Required action. Pull every line containing "dart" out of the material below.

Entries provided: Begin

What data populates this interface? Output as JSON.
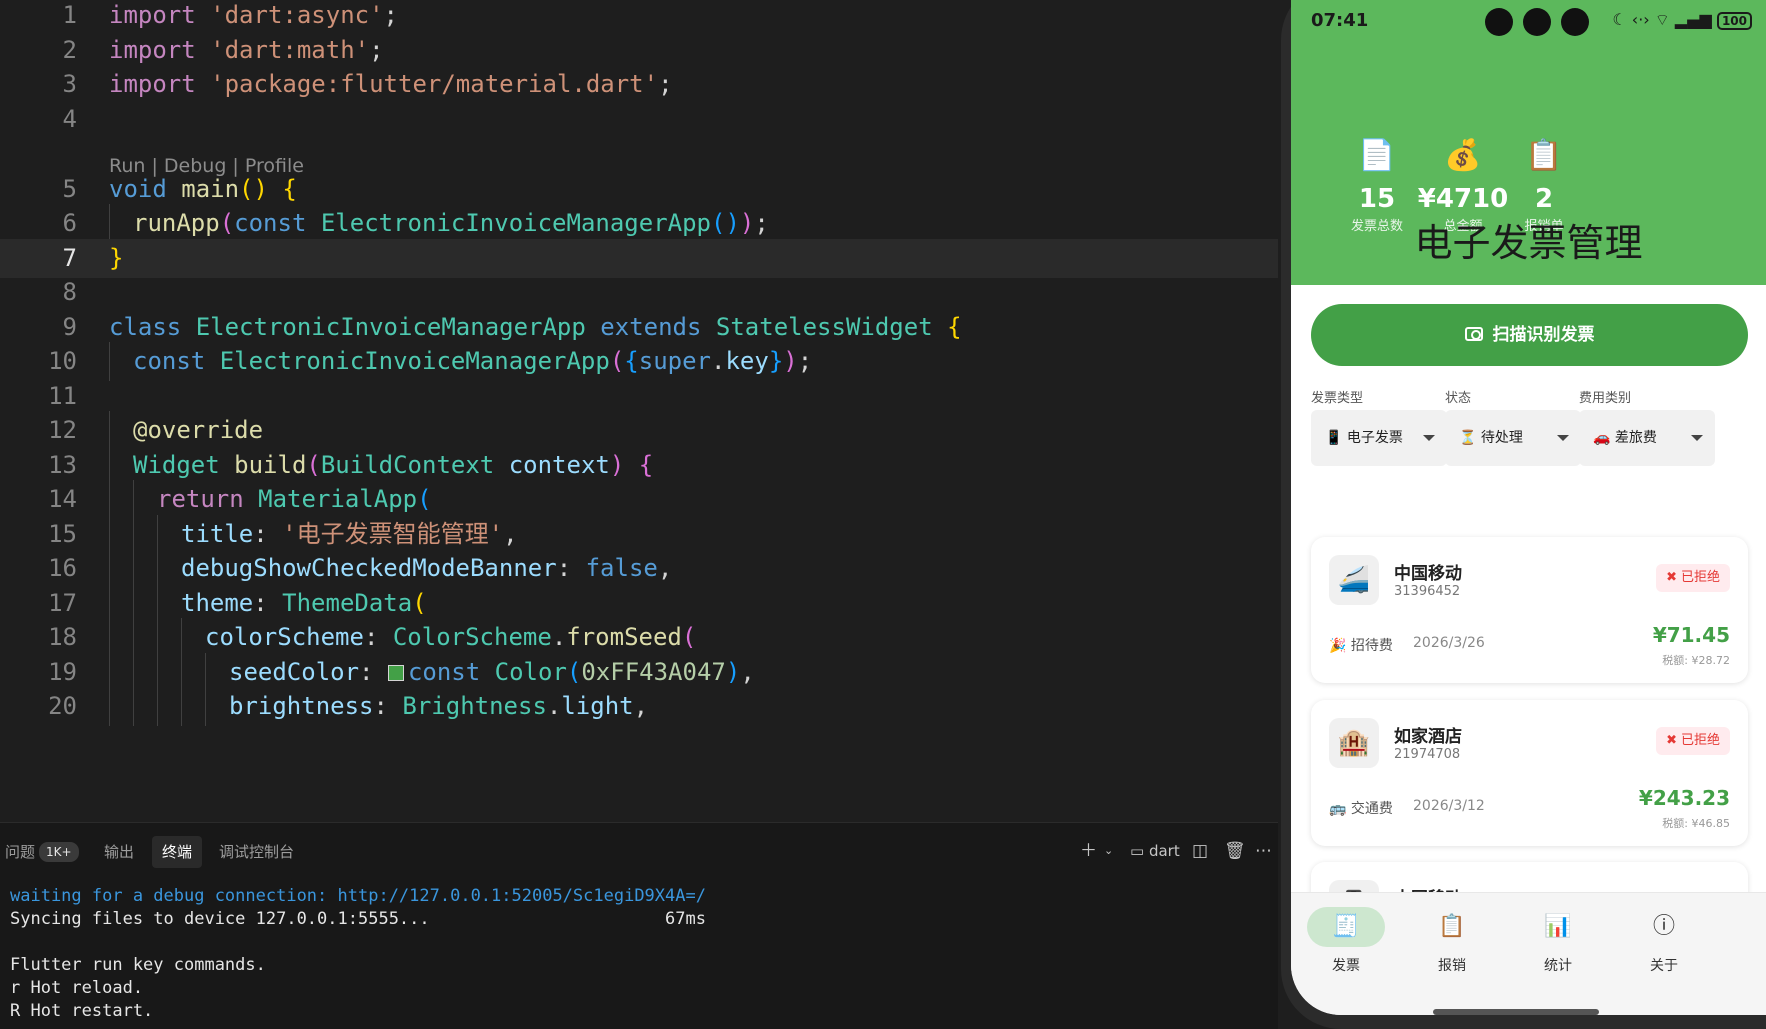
{
  "editor": {
    "lines": [
      {
        "n": "1",
        "parts": [
          [
            "kw",
            "import"
          ],
          [
            "txt",
            " "
          ],
          [
            "str",
            "'dart:async'"
          ],
          [
            "txt",
            ";"
          ]
        ]
      },
      {
        "n": "2",
        "parts": [
          [
            "kw",
            "import"
          ],
          [
            "txt",
            " "
          ],
          [
            "str",
            "'dart:math'"
          ],
          [
            "txt",
            ";"
          ]
        ]
      },
      {
        "n": "3",
        "parts": [
          [
            "kw",
            "import"
          ],
          [
            "txt",
            " "
          ],
          [
            "str",
            "'package:flutter/material.dart'"
          ],
          [
            "txt",
            ";"
          ]
        ]
      },
      {
        "n": "4",
        "parts": []
      },
      {
        "n": "5",
        "parts": [
          [
            "kw2",
            "void"
          ],
          [
            "txt",
            " "
          ],
          [
            "fn",
            "main"
          ],
          [
            "y",
            "()"
          ],
          [
            "txt",
            " "
          ],
          [
            "y",
            "{"
          ]
        ]
      },
      {
        "n": "6",
        "parts": [
          [
            "fn",
            "runApp"
          ],
          [
            "p",
            "("
          ],
          [
            "kw2",
            "const"
          ],
          [
            "txt",
            " "
          ],
          [
            "cls",
            "ElectronicInvoiceManagerApp"
          ],
          [
            "b",
            "()"
          ],
          [
            "p",
            ")"
          ],
          [
            "txt",
            ";"
          ]
        ]
      },
      {
        "n": "7",
        "parts": [
          [
            "y",
            "}"
          ]
        ]
      },
      {
        "n": "8",
        "parts": []
      },
      {
        "n": "9",
        "parts": [
          [
            "kw2",
            "class"
          ],
          [
            "txt",
            " "
          ],
          [
            "cls",
            "ElectronicInvoiceManagerApp"
          ],
          [
            "txt",
            " "
          ],
          [
            "kw2",
            "extends"
          ],
          [
            "txt",
            " "
          ],
          [
            "cls",
            "StatelessWidget"
          ],
          [
            "txt",
            " "
          ],
          [
            "y",
            "{"
          ]
        ]
      },
      {
        "n": "10",
        "parts": [
          [
            "kw2",
            "const"
          ],
          [
            "txt",
            " "
          ],
          [
            "cls",
            "ElectronicInvoiceManagerApp"
          ],
          [
            "p",
            "("
          ],
          [
            "b",
            "{"
          ],
          [
            "kw2",
            "super"
          ],
          [
            "txt",
            "."
          ],
          [
            "prop",
            "key"
          ],
          [
            "b",
            "}"
          ],
          [
            "p",
            ")"
          ],
          [
            "txt",
            ";"
          ]
        ]
      },
      {
        "n": "11",
        "parts": []
      },
      {
        "n": "12",
        "parts": [
          [
            "fn",
            "@override"
          ]
        ]
      },
      {
        "n": "13",
        "parts": [
          [
            "cls",
            "Widget"
          ],
          [
            "txt",
            " "
          ],
          [
            "fn",
            "build"
          ],
          [
            "p",
            "("
          ],
          [
            "cls",
            "BuildContext"
          ],
          [
            "txt",
            " "
          ],
          [
            "prop",
            "context"
          ],
          [
            "p",
            ")"
          ],
          [
            "txt",
            " "
          ],
          [
            "p",
            "{"
          ]
        ]
      },
      {
        "n": "14",
        "parts": [
          [
            "kw",
            "return"
          ],
          [
            "txt",
            " "
          ],
          [
            "cls",
            "MaterialApp"
          ],
          [
            "b",
            "("
          ]
        ]
      },
      {
        "n": "15",
        "parts": [
          [
            "prop",
            "title"
          ],
          [
            "txt",
            ": "
          ],
          [
            "str",
            "'电子发票智能管理'"
          ],
          [
            "txt",
            ","
          ]
        ]
      },
      {
        "n": "16",
        "parts": [
          [
            "prop",
            "debugShowCheckedModeBanner"
          ],
          [
            "txt",
            ": "
          ],
          [
            "kw2",
            "false"
          ],
          [
            "txt",
            ","
          ]
        ]
      },
      {
        "n": "17",
        "parts": [
          [
            "prop",
            "theme"
          ],
          [
            "txt",
            ": "
          ],
          [
            "cls",
            "ThemeData"
          ],
          [
            "y",
            "("
          ]
        ]
      },
      {
        "n": "18",
        "parts": [
          [
            "prop",
            "colorScheme"
          ],
          [
            "txt",
            ": "
          ],
          [
            "cls",
            "ColorScheme"
          ],
          [
            "txt",
            "."
          ],
          [
            "fn",
            "fromSeed"
          ],
          [
            "p",
            "("
          ]
        ]
      },
      {
        "n": "19",
        "parts": [
          [
            "prop",
            "seedColor"
          ],
          [
            "txt",
            ": "
          ],
          [
            "swatch",
            ""
          ],
          [
            "kw2",
            "const"
          ],
          [
            "txt",
            " "
          ],
          [
            "cls",
            "Color"
          ],
          [
            "b",
            "("
          ],
          [
            "num",
            "0xFF43A047"
          ],
          [
            "b",
            ")"
          ],
          [
            "txt",
            ","
          ]
        ]
      },
      {
        "n": "20",
        "parts": [
          [
            "prop",
            "brightness"
          ],
          [
            "txt",
            ": "
          ],
          [
            "cls",
            "Brightness"
          ],
          [
            "txt",
            "."
          ],
          [
            "prop",
            "light"
          ],
          [
            "txt",
            ","
          ]
        ]
      }
    ],
    "codelens": "Run | Debug | Profile"
  },
  "panel": {
    "tabs": {
      "problems": "问题",
      "problems_badge": "1K+",
      "output": "输出",
      "terminal": "终端",
      "debug_console": "调试控制台"
    },
    "terminal_name": "dart",
    "terminal_lines": [
      {
        "cls": "blue",
        "text": "waiting for a debug connection: http://127.0.0.1:52005/Sc1egiD9X4A=/"
      },
      {
        "cls": "",
        "text": "Syncing files to device 127.0.0.1:5555...                       67ms"
      },
      {
        "cls": "",
        "text": " "
      },
      {
        "cls": "",
        "text": "Flutter run key commands."
      },
      {
        "cls": "",
        "text": "r Hot reload."
      },
      {
        "cls": "",
        "text": "R Hot restart."
      }
    ]
  },
  "phone": {
    "status_time": "07:41",
    "battery": "100",
    "stats": [
      {
        "icon": "📄",
        "value": "15",
        "label": "发票总数"
      },
      {
        "icon": "💰",
        "value": "¥4710",
        "label": "总金额"
      },
      {
        "icon": "📋",
        "value": "2",
        "label": "报销单"
      }
    ],
    "app_title": "电子发票管理",
    "scan_button": "扫描识别发票",
    "filters": [
      {
        "label": "发票类型",
        "icon": "📱",
        "value": "电子发票"
      },
      {
        "label": "状态",
        "icon": "⏳",
        "value": "待处理"
      },
      {
        "label": "费用类别",
        "icon": "🚗",
        "value": "差旅费"
      }
    ],
    "invoices": [
      {
        "logo": "🚄",
        "merchant": "中国移动",
        "number": "31396452",
        "status": "已拒绝",
        "cat_icon": "🎉",
        "category": "招待费",
        "date": "2026/3/26",
        "amount": "¥71.45",
        "tax": "税额: ¥28.72"
      },
      {
        "logo": "🏨",
        "merchant": "如家酒店",
        "number": "21974708",
        "status": "已拒绝",
        "cat_icon": "🚌",
        "category": "交通费",
        "date": "2026/3/12",
        "amount": "¥243.23",
        "tax": "税额: ¥46.85"
      },
      {
        "logo": "📱",
        "merchant": "中国移动",
        "number": "",
        "status": "",
        "cat_icon": "",
        "category": "",
        "date": "",
        "amount": "",
        "tax": ""
      }
    ],
    "nav": [
      {
        "icon": "🧾",
        "label": "发票",
        "active": true
      },
      {
        "icon": "📋",
        "label": "报销",
        "active": false
      },
      {
        "icon": "📊",
        "label": "统计",
        "active": false
      },
      {
        "icon": "ⓘ",
        "label": "关于",
        "active": false
      }
    ]
  }
}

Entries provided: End

Finished task.
            "'dart:async'"
            "'dart:math'"
            "'package:flutter/material.dart'"
    "terminal_name": "dart",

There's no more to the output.